2017: Occidental Debuts Contemporary Renovations to Historic Building: Stately elegance and contemporary polish merge in renovations completed at the iconic Washington restaurant.

Patrons will note Occidental’s new entrance directly facing Pennsylvania Avenue, a new expansive and buzzing power bar, a new semi-private dining space, and a refreshed color palette and textiles to modernize the stately interior.

Design firm Parker Torres as well as architectural firm Jonathan Nehmer + Associates worked closely with Carr Hospitality (manager) to execute a vision that would celebrate the history and lineage of the restaurant, while increasing the restaurant’s capacity to seat 140 guests in the dining room and bar. To rejuvenate the bar area, the historic bar was relocated to merge with a back bar, resulting in a distinct lounge that can seat 48 guests.

Occidental Grill & Seafood’s main entrance now welcomes guests at a more intuitive spot directly on Pennsylvania Avenue, leading guests through the restaurant’s charming patio and into a tiered dining room updated to seat 92 guests.

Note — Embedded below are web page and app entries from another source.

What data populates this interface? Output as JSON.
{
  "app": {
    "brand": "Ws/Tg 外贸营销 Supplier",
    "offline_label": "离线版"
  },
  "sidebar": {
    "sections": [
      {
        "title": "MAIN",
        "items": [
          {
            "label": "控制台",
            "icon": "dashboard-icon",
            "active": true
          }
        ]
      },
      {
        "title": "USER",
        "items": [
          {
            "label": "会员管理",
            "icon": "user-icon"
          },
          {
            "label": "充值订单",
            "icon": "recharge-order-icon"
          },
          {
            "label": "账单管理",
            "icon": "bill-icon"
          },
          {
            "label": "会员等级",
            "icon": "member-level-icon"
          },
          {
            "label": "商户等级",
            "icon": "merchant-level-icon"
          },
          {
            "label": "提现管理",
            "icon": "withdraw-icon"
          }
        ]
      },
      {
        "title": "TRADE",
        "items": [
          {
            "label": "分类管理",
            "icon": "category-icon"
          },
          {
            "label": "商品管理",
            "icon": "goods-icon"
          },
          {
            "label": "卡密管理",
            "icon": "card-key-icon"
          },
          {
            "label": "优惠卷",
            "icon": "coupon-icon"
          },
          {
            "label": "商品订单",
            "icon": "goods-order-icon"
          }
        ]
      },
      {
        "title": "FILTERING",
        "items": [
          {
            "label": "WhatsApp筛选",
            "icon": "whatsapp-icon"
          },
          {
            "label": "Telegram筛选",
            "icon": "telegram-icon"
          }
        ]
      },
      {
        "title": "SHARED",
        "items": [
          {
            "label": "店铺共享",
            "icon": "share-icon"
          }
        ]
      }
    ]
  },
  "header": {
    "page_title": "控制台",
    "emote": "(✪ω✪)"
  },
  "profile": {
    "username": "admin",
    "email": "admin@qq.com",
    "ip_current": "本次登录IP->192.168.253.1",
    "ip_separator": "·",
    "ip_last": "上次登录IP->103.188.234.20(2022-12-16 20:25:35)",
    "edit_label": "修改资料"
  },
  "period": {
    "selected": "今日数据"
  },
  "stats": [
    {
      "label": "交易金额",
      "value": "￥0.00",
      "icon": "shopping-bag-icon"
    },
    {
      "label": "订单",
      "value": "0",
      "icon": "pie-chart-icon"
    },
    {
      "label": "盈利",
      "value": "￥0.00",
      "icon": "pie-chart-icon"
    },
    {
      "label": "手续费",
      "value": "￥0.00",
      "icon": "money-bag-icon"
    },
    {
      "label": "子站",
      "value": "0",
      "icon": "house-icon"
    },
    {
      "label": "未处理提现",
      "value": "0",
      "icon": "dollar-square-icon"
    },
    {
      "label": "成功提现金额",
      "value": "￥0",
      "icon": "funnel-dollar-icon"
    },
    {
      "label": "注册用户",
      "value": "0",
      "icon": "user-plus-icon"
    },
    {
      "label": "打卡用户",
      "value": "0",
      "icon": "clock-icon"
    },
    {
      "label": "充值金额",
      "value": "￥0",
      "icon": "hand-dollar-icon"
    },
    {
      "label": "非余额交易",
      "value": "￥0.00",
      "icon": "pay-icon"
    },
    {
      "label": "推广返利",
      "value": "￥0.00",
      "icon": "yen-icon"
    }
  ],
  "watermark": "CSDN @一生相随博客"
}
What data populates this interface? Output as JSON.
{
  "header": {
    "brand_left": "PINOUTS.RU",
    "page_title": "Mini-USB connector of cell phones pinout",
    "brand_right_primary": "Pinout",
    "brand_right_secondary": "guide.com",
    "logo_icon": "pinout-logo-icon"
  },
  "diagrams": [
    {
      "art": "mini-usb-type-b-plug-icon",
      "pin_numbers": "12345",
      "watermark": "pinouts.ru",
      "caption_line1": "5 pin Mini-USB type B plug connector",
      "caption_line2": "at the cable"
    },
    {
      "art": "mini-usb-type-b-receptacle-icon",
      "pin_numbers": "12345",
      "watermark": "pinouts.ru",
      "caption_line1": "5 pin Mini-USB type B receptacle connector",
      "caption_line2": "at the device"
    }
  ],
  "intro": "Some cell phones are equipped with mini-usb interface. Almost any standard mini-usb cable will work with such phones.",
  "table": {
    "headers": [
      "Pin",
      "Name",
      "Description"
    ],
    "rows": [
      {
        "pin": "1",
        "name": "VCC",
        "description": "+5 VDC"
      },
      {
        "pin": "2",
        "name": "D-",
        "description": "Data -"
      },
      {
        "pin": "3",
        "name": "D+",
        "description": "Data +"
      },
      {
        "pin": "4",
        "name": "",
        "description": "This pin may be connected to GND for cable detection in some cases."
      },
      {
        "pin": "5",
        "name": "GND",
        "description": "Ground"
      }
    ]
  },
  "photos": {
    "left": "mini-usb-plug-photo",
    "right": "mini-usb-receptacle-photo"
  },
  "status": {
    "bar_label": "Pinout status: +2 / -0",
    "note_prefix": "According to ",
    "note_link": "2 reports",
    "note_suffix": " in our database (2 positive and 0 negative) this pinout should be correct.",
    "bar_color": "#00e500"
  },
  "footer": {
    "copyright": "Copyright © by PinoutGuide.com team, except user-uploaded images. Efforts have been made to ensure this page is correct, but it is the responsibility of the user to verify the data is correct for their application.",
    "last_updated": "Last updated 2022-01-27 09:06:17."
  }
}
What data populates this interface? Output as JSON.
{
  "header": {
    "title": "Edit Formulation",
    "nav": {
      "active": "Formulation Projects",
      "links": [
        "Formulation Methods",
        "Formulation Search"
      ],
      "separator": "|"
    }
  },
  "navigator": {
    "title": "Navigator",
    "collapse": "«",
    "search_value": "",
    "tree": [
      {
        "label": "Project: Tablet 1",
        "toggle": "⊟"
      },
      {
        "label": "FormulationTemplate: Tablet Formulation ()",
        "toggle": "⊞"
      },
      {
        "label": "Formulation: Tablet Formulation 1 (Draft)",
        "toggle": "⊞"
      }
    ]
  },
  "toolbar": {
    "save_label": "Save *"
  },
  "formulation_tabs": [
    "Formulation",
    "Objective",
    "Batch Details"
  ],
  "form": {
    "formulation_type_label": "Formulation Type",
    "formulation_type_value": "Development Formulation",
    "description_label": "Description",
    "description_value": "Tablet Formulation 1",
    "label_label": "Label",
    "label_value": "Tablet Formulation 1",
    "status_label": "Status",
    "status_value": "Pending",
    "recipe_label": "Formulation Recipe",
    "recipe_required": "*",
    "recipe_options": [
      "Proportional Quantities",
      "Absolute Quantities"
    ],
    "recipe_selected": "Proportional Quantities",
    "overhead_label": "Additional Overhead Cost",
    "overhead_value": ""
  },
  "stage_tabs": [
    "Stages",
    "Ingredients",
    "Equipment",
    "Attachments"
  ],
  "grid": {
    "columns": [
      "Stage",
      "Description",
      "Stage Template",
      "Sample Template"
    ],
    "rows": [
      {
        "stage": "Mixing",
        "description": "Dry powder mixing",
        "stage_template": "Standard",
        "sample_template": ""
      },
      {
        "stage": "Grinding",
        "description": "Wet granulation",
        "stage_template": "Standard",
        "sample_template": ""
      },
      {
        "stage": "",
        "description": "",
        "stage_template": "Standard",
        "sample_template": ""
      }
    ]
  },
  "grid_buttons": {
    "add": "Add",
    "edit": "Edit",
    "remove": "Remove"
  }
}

While historic features remain like Occidental’s ‘Scali table,’ named for a 1962 meeting between ABC correspondent John Scali and Soviet spy Alexander Fomin, easing tensions around the Cuban Missile Crisis, contemporary design upgrades bring new energy to the space.

The new design palette features solid, earthy leather and striking patterns, as well as contemporary exposed-bulb light fixtures. The addition of a curved booth perched above the main dining room may become the new power booth, epitomizing the restaurant’s characterization: “Where Statesmen Dine.”







Famous Faces

Author and columnist Robert Ruark once wrote that sometimes the only way he knew what was going on politically in Washington, D.C. was by how the photos were arranged in Occidental Restaurant. For over 110 years, Occidental has been a gathering place for the nation's political power brokers, sports figures and celebrities. The photos of these notables have long lined the walls of the restaurant, serving as a barometer for the city and a reminder of the honorable, scandalous and just plain fun adventures that have taken place within its walls.

Framed Photos